A pictorial view of the coupling mechanism between hard and soft ferrimagnetic alloys with perpendicular magnetization. Picture: RUB/Abrudan
at Helmholtz Center in Berlin, Germany, have developed a magnetic valve
that could be an enabling technology for spintronics.
is suitable as a kind of magnetic valve for data-storage units of the
most recent generation and makes use of the effects spintronics, with
which, in addition to the charging and recharging process, magnetic
characteristics of the electrons can also be used for
information-processing and storage. The advantage of the new structure:
Data remains intact even after the electric current has been switched
off and the memory can be re-written more or less indefinitely.
Everything began with basic academic curiosity.
of all we just wanted to create a defined anisotropy with two thin,
stacked ferromagnetic layers,” says Florin Radu, physicist at the
Institute for Complex Magnetic Materials of the Helmholtz-Zentrum Berlin
(HZB) and principal author of the research paper.
other words, the researchers just wanted to create a structure in which
a magnetic characteristic within the material changes in a well defined
way. Experts in this field define this as magnetic hysteresis. It
describes the behavior of magnetic substances vis-à-vis an
externally-applied magnetic field. However, the task proved to be much
more difficult; the magnetic energies at the interfaces turned out to be
so powerful that the magnetization of the films reverses together. It
was necessary to place an additional, non-magnetic layer made of
tantalum between the ferromagnetic layers in order to diminish this
the scientists saw next was surprising; the system behaved
fundamentally differently as compared to the conventional systems made
of ferromagnetic and anti-ferromagnetic layers. The ferromagnet,
described as magnetically “soft” and consisting of the chemical elements
iron and gadolinium, unexpectedly indicated an alteration in the
hysteresis, while the existing magnetism remained unaltered for the
“hard” ferromagnetic film that consists of the chemical elements
dysprosium and cobalt.
This discovery paves the way for an even more vigorous research in the field of spintronics.
how, Show how!!”, says Radu. “I would not be surprised to see this
discovery implemented into PC’s, smart phones and tablets in the
For his invention, the spin-valve, HZB filed a patent application this week.
the data storage units are either volatile or non-volatile. For the
former, the information is lost as soon as the device is switched off,
and for the latter the information remain intact for many years. Due to
thermal effects, they are also practically unusable after about ten
years. In particular, when the bits are only a few nanometres in size,
they lose stability. Once lost, the magnetization direction of the hard
magnetic layer cannot easily be set again in the original direction.
This leads irretrievably loss of data.
stability issue can now be addressed with the new spin-valve concept.
By tuning the magnetic properties of the hard ferromagnetic layer, the
so-called RAM memory building-blocks (RAM stands for random access

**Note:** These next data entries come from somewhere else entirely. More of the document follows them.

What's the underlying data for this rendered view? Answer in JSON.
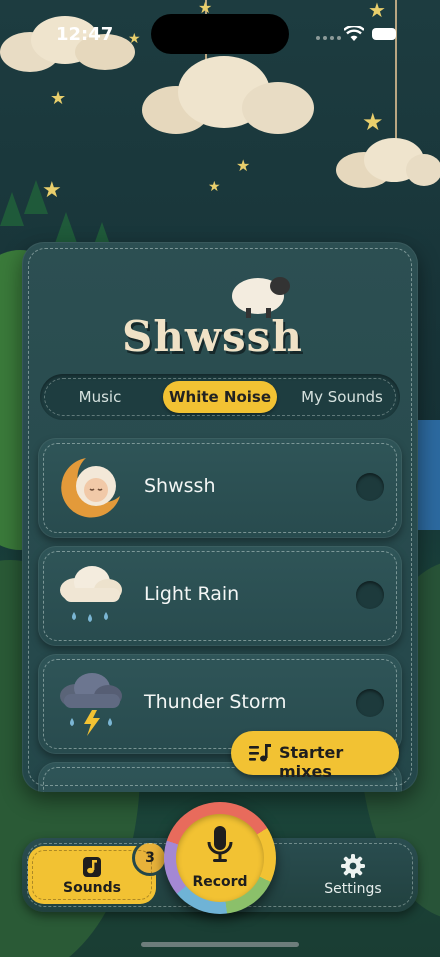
{
  "status_bar": {
    "time": "12:47"
  },
  "app": {
    "logo_text": "Shwssh"
  },
  "tabs": {
    "items": [
      {
        "label": "Music",
        "active": false
      },
      {
        "label": "White Noise",
        "active": true
      },
      {
        "label": "My Sounds",
        "active": false
      }
    ]
  },
  "sounds": [
    {
      "title": "Shwssh",
      "icon": "sleeping-sheep-moon-icon",
      "enabled": false
    },
    {
      "title": "Light Rain",
      "icon": "rain-cloud-icon",
      "enabled": false
    },
    {
      "title": "Thunder Storm",
      "icon": "thunder-cloud-icon",
      "enabled": false
    }
  ],
  "starter_mixes": {
    "label": "Starter mixes",
    "icon": "music-list-icon"
  },
  "tab_bar": {
    "sounds": {
      "label": "Sounds",
      "badge": "3",
      "icon": "music-note-icon"
    },
    "record": {
      "label": "Record",
      "icon": "microphone-icon"
    },
    "settings": {
      "label": "Settings",
      "icon": "gear-icon"
    }
  },
  "colors": {
    "accent": "#f2c233",
    "panel": "#2a4d50",
    "background": "#1a3a3e"
  }
}
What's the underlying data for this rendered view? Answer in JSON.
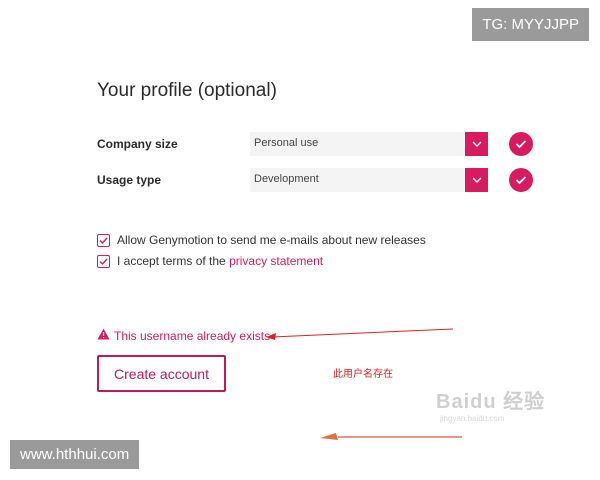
{
  "tg_badge": "TG: MYYJJPP",
  "profile": {
    "title": "Your profile (optional)",
    "company_size": {
      "label": "Company size",
      "value": "Personal use"
    },
    "usage_type": {
      "label": "Usage type",
      "value": "Development"
    }
  },
  "checkboxes": {
    "emails": {
      "text": "Allow Genymotion to send me e-mails about new releases",
      "checked": true
    },
    "terms": {
      "prefix": "I accept terms of the ",
      "link": "privacy statement",
      "checked": true
    }
  },
  "error": {
    "text": "This username already exists"
  },
  "create_button": {
    "label": "Create account"
  },
  "annotation": {
    "text": "此用户名存在"
  },
  "watermark": {
    "text": "Baidu 经验",
    "sub": "jingyan.baidu.com"
  },
  "site_badge": "www.hthhui.com",
  "colors": {
    "accent": "#d81b60",
    "annotation": "#e02020"
  }
}
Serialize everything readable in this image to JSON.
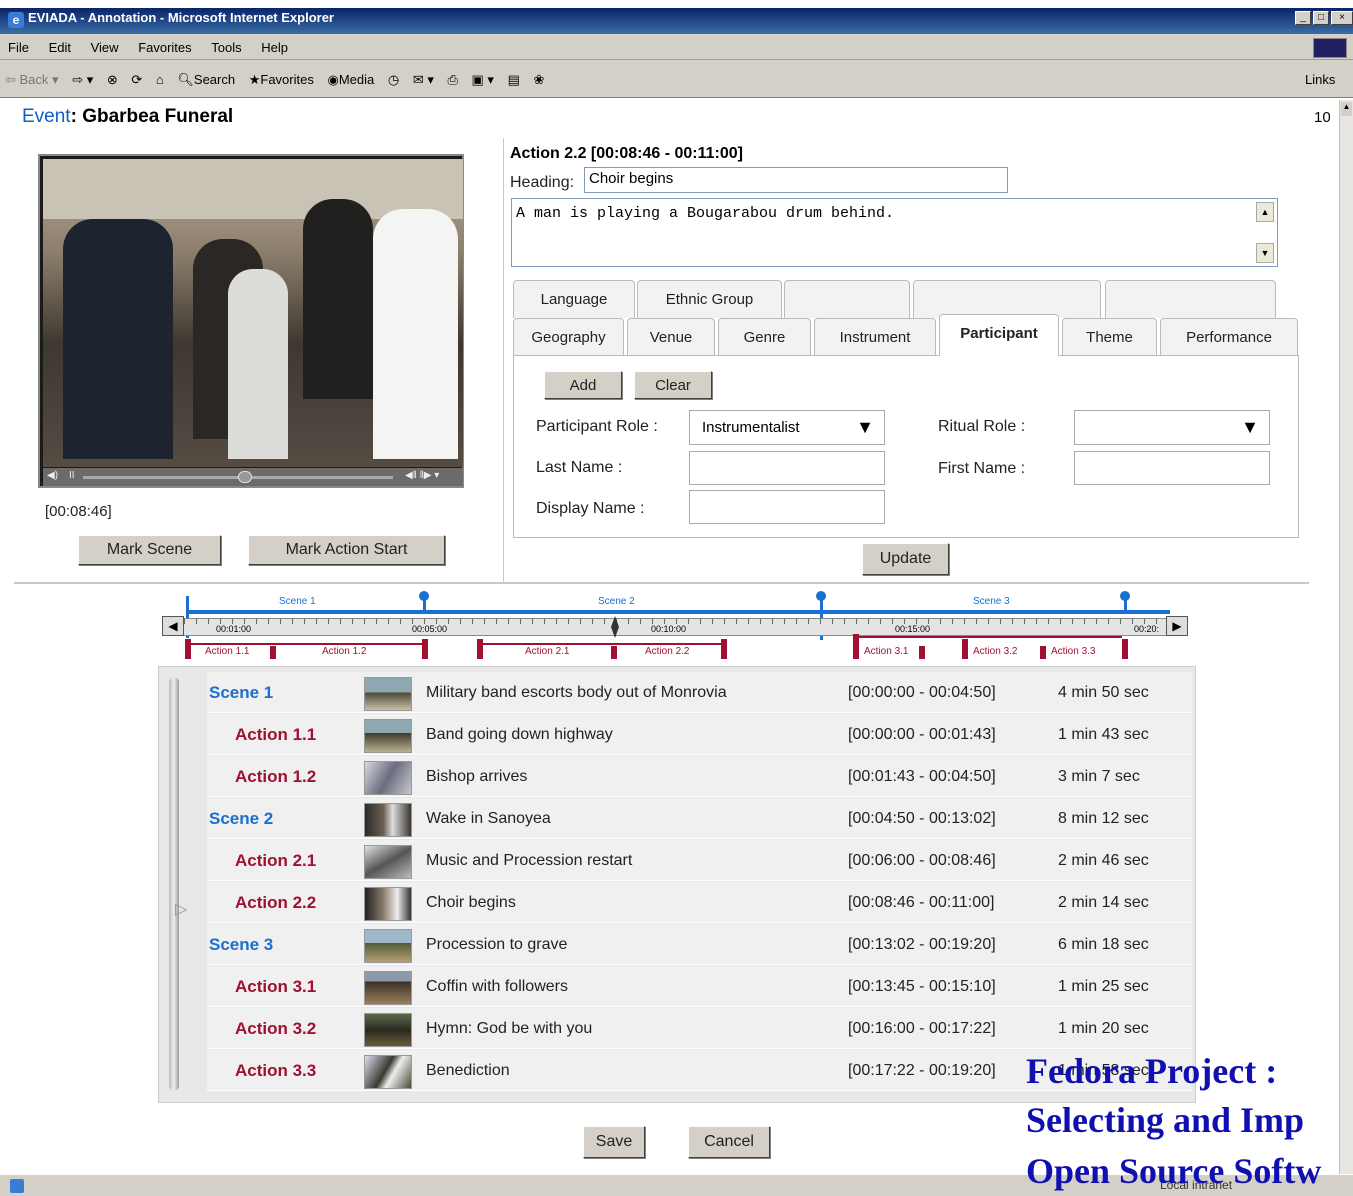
{
  "window": {
    "title": "EVIADA - Annotation - Microsoft Internet Explorer"
  },
  "menu": [
    "File",
    "Edit",
    "View",
    "Favorites",
    "Tools",
    "Help"
  ],
  "toolbar": {
    "back": "Back",
    "search": "Search",
    "favorites": "Favorites",
    "media": "Media",
    "links": "Links"
  },
  "event": {
    "label": "Event",
    "name": "Gbarbea Funeral",
    "corner_number": "10"
  },
  "video": {
    "timecode": "[00:08:46]"
  },
  "buttons": {
    "mark_scene": "Mark Scene",
    "mark_action": "Mark Action Start",
    "add": "Add",
    "clear": "Clear",
    "update": "Update",
    "save": "Save",
    "cancel": "Cancel"
  },
  "action": {
    "title": "Action 2.2 [00:08:46 - 00:11:00]",
    "heading_label": "Heading:",
    "heading_value": "Choir begins",
    "description": "A man is playing a Bougarabou drum behind."
  },
  "tabs_back": [
    "Language",
    "Ethnic Group",
    "",
    "",
    ""
  ],
  "tabs_front": [
    "Geography",
    "Venue",
    "Genre",
    "Instrument",
    "Participant",
    "Theme",
    "Performance"
  ],
  "participant_form": {
    "role_label": "Participant Role :",
    "role_value": "Instrumentalist",
    "ritual_label": "Ritual Role :",
    "ritual_value": "",
    "last_label": "Last Name :",
    "first_label": "First Name :",
    "display_label": "Display Name :"
  },
  "timeline": {
    "scenes": [
      "Scene 1",
      "Scene 2",
      "Scene 3"
    ],
    "ticks": [
      "00:01:00",
      "00:05:00",
      "00:10:00",
      "00:15:00",
      "00:20:"
    ],
    "actions": [
      "Action 1.1",
      "Action 1.2",
      "Action 2.1",
      "Action 2.2",
      "Action 3.1",
      "Action 3.2",
      "Action 3.3"
    ]
  },
  "rows": [
    {
      "kind": "scene",
      "id": "Scene 1",
      "desc": "Military band escorts body out of Monrovia",
      "range": "[00:00:00 - 00:04:50]",
      "dur": "4 min 50 sec"
    },
    {
      "kind": "action",
      "id": "Action 1.1",
      "desc": "Band going down highway",
      "range": "[00:00:00 - 00:01:43]",
      "dur": "1 min 43 sec"
    },
    {
      "kind": "action",
      "id": "Action 1.2",
      "desc": "Bishop arrives",
      "range": "[00:01:43 - 00:04:50]",
      "dur": "3 min 7 sec"
    },
    {
      "kind": "scene",
      "id": "Scene 2",
      "desc": "Wake in Sanoyea",
      "range": "[00:04:50 - 00:13:02]",
      "dur": "8 min 12 sec"
    },
    {
      "kind": "action",
      "id": "Action 2.1",
      "desc": "Music and Procession restart",
      "range": "[00:06:00 - 00:08:46]",
      "dur": "2 min 46 sec"
    },
    {
      "kind": "action",
      "id": "Action 2.2",
      "desc": "Choir begins",
      "range": "[00:08:46 - 00:11:00]",
      "dur": "2 min 14 sec"
    },
    {
      "kind": "scene",
      "id": "Scene 3",
      "desc": "Procession to grave",
      "range": "[00:13:02 - 00:19:20]",
      "dur": "6 min 18 sec"
    },
    {
      "kind": "action",
      "id": "Action 3.1",
      "desc": "Coffin with followers",
      "range": "[00:13:45 - 00:15:10]",
      "dur": "1 min 25 sec"
    },
    {
      "kind": "action",
      "id": "Action 3.2",
      "desc": "Hymn: God be with you",
      "range": "[00:16:00 - 00:17:22]",
      "dur": "1 min 20 sec"
    },
    {
      "kind": "action",
      "id": "Action 3.3",
      "desc": "Benediction",
      "range": "[00:17:22 - 00:19:20]",
      "dur": "1 min 58 sec"
    }
  ],
  "overlay": [
    "Fedora Project :",
    "Selecting and Imp",
    "Open Source Softw"
  ],
  "status": {
    "zone": "Local intranet"
  },
  "colors": {
    "scene_blue": "#1a6fd0",
    "action_red": "#a01030",
    "titlebar": "#0a246a",
    "overlay_text": "#1010b0"
  }
}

memory) can be manufactured with controlled life-time of the stored
information of weeks, months or years. Thereafter, the magnetic
orientation can be resettedin the original state, which increases
considerably the overall life expectancy of the information as compared
to the existing non-volatile MRAM (magnetoresistive random access
memory). These memory building-blocks are now certainly highly
sought-after in the field of micro-electronics, but have not been able,
to date, to be established in the markets due to high costs and
the spin-valve concept by Radu and his colleagues, electronic devices
can now be developed that, similar to the MRAM technology, are operable
immediately after being switched on and allow their data storage units
to be re-written more or less indefinitely.
F. Radu, R. Abrudan, I. Radu, D. Schmitz, H. Zabel: Perpendicular exchange bias in ferrimagnetic spin valves. Nature Communications, 2012. DOI: 10.1038/ncomms1728